Stored dataset items:
▼

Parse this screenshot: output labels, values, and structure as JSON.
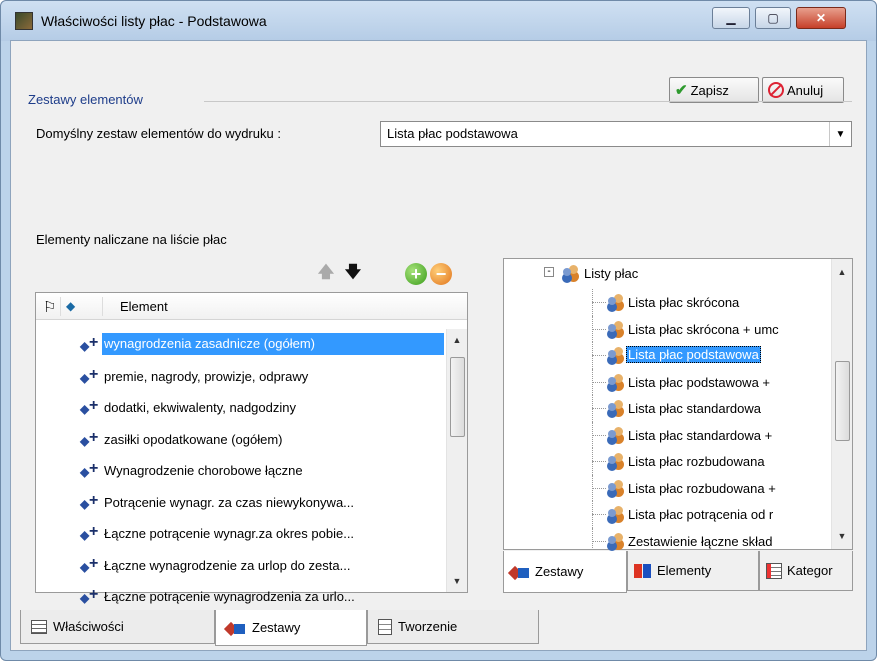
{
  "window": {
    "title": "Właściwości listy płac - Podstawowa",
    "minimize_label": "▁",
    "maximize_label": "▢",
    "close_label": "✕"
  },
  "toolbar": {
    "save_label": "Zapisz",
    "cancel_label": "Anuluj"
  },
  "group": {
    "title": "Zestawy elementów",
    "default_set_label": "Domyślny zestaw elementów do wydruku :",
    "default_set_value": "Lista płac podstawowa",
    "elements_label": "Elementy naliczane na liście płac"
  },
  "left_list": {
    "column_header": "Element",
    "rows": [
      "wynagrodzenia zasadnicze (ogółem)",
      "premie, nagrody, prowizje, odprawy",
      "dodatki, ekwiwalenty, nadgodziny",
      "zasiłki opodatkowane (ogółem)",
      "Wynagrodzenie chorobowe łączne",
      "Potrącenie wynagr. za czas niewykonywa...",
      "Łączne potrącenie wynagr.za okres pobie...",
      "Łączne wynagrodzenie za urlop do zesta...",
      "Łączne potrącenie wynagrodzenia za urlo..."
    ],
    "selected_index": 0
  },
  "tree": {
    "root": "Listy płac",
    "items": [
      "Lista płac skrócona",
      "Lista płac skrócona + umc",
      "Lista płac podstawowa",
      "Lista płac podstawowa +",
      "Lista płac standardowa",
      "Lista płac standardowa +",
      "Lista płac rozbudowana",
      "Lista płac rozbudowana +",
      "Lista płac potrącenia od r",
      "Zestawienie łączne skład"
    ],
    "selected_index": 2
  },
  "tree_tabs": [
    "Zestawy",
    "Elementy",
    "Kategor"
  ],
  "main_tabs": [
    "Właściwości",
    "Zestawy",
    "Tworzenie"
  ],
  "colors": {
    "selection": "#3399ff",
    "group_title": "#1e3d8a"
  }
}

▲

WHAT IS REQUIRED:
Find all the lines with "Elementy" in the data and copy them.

YOUR RESPONSE:
    "elements_label": "Elementy naliczane na liście płac"
    "Elementy",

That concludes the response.